As it stands, you can’t really fault these guys for bucking tradition and swaying way the hell off course of the conventional recipe. As craft beer drinkers, it’s sort of what we expect from our brewers in the first place. But every once in a while, you get a couple of beers on tap that you just don’t know what to do with. At first, you decide you’re not going to like them, because they aren’t what they say they are.

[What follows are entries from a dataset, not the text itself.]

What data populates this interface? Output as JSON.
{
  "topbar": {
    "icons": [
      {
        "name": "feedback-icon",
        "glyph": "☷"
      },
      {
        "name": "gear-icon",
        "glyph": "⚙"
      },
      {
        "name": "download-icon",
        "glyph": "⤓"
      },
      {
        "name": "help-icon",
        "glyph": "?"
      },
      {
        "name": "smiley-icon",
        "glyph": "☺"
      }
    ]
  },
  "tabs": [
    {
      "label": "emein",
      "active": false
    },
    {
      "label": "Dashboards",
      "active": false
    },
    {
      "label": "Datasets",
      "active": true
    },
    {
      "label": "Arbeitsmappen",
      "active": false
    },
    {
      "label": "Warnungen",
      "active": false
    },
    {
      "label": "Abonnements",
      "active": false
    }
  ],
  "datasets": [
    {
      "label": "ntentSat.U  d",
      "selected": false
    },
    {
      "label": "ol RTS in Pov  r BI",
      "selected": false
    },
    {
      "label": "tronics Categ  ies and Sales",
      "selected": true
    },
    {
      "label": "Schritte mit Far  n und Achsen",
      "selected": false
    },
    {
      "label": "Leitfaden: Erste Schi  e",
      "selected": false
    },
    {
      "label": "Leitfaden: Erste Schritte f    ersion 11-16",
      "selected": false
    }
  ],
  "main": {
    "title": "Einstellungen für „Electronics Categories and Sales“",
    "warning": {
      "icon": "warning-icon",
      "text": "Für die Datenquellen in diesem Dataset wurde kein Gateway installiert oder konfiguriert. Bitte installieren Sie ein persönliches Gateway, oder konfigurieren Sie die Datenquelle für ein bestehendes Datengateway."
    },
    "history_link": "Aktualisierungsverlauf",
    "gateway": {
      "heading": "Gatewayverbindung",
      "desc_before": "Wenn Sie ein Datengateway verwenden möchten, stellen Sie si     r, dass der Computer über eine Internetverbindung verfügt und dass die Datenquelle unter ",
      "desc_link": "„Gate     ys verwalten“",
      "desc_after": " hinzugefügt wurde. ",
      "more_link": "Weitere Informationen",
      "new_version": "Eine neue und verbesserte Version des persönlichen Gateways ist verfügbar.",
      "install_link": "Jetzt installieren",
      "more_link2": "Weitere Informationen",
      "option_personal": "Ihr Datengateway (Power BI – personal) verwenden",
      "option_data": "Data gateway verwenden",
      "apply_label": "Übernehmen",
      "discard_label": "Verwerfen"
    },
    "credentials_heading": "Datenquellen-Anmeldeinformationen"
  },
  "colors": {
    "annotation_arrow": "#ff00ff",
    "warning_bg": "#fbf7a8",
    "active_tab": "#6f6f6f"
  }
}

You’re all ready for a pilsner and then you sip it and it tastes like a stout and it just gets you so angry you want to run to your blog and tell everyone not to drink it because those brewers fooled you again and you’re feeling embarrassed and betrayed and vengeful all at once.

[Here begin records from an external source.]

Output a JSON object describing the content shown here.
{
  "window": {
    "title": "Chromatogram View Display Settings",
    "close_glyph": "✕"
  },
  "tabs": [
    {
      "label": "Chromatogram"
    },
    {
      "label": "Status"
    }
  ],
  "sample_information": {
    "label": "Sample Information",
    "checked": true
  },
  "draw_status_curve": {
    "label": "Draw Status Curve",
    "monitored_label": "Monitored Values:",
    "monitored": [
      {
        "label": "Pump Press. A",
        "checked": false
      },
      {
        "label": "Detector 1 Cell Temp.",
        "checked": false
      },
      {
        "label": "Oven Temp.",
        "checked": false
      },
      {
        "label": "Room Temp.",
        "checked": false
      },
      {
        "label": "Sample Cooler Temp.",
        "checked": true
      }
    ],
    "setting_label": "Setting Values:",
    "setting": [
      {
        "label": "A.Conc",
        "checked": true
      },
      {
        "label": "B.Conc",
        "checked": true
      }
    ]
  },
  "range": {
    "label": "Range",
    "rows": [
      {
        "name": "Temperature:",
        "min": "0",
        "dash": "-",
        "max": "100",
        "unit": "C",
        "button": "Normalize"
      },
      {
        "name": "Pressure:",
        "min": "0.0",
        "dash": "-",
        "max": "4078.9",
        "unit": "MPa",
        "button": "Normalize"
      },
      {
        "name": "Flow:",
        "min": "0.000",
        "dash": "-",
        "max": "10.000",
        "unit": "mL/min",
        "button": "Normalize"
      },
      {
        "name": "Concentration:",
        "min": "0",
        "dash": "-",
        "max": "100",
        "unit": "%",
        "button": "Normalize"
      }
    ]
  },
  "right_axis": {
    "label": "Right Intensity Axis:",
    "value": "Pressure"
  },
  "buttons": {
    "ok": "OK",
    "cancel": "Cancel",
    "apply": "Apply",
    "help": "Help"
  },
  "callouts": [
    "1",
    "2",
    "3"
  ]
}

But then you take another sip of it and, damn it, you can’t help it. Okay, so maybe it looks like a pilsner, it smells like a pilsner, and it’s called a pilsner, but it tastes like a brilliant stout. At that point, you need to just close your eyes and drink the beer and forget you thought you knew what you were getting yourself into.
That’s the case with two of the beers we’ve got on tap right now. The first is the Fort George South, a beer that’s been described to us as a Witbier (or white ale) aged in barrels with raspberries. Now, there are all sorts of things wrong with that statement. Namely, what the hell is anyone aging a white ale for? And why are they doing it in barrels with raspberries? Then you actually taste the beer and you’re about to do a spit-take, because, well, damn it, it doesn’t taste anything like a white ale. It’s light bodied, sure, but none of the normal subtleties of the white ale style are coming through: where’s the coriander, the orange, the spices, the wheaty backbone? It’s a beer that has more in common with a sour beer or lambic than a white ale. There’s a big raspberry punch to the face which mellows out and smoothes into a cidery, carbonated, slightly bitter finish. It’s sweet and sour, a little bitter, but ultimately clean. And for my money, it’s really delicious and a great thirst quencher. But is it a white ale? No way.

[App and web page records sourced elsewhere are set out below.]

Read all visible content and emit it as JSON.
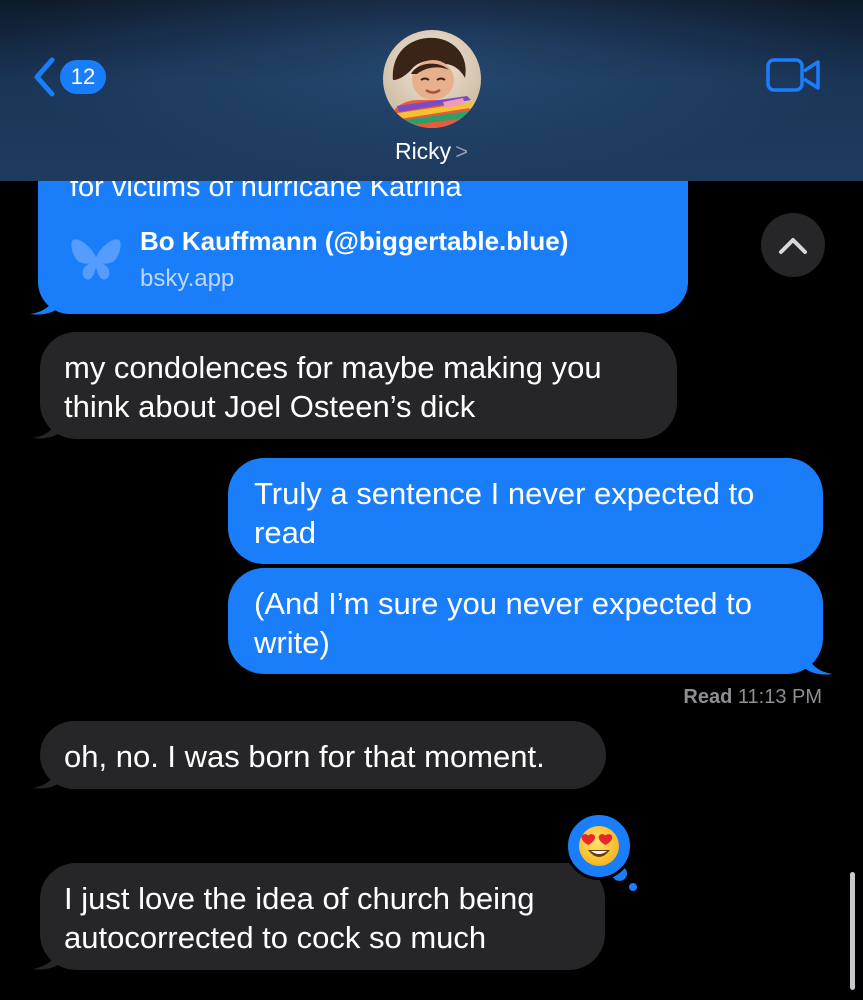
{
  "header": {
    "back_count": "12",
    "contact_name": "Ricky",
    "contact_chevron": ">"
  },
  "link_preview": {
    "cut_text": "for victims of hurricane Katrina",
    "title": "Bo Kauffmann (@biggertable.blue)",
    "domain": "bsky.app"
  },
  "messages": [
    {
      "from": "them",
      "text": "my condolences for maybe making you think about Joel Osteen’s dick"
    },
    {
      "from": "me",
      "text": "Truly a sentence I never expected to read"
    },
    {
      "from": "me",
      "text": "(And I’m sure you never expected to write)"
    },
    {
      "from": "them",
      "text": "oh, no. I was born for that moment."
    },
    {
      "from": "them",
      "text": "I just love the idea of church being autocorrected to cock so much",
      "reaction": "heart-eyes-emoji"
    }
  ],
  "read_receipt": {
    "label": "Read",
    "time": "11:13 PM"
  },
  "colors": {
    "accent_blue": "#1a7efb",
    "incoming_bubble": "#262629",
    "background": "#000000"
  },
  "icons": [
    "back-chevron-icon",
    "video-camera-icon",
    "butterfly-icon",
    "chevron-up-icon",
    "heart-eyes-emoji"
  ]
}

We’ve also got the Heater Allen Schwarz on. A Schwarzbier is another name for a dark lager; it should have an initial roasted quality that fades into a slightly sour but mostly clean lager finish with barely any hop presence throughout. It’s refreshing, mostly clean… but dark. I sometimes say that it’s like a light brown ale, if a brown ale were a lager. So why is it is that this Heater Schwarz tastes almost entirely—but not exactly—like a porter? There are huge chocolate notes in the beginning of this beer and the body is far chewier and thicker than the style permits. It totally breaks your lager prejudices in half. If you’d told me it was a porter, I would have said, it’s got kind of an odd lager-like finish, but okay. Yeah. I like it. Good porter! But telling me it’s a Schwarzbier just makes me question my memory, my sanity, and my taste buds.
Take it from me, beer fans: it’s best to leave preconceived notions at the door. The next time you drop in, keep an open mind and check out these beers and see what you think. The first test should be, does it taste good? Only after that should you then ask, does it taste like what it says it is?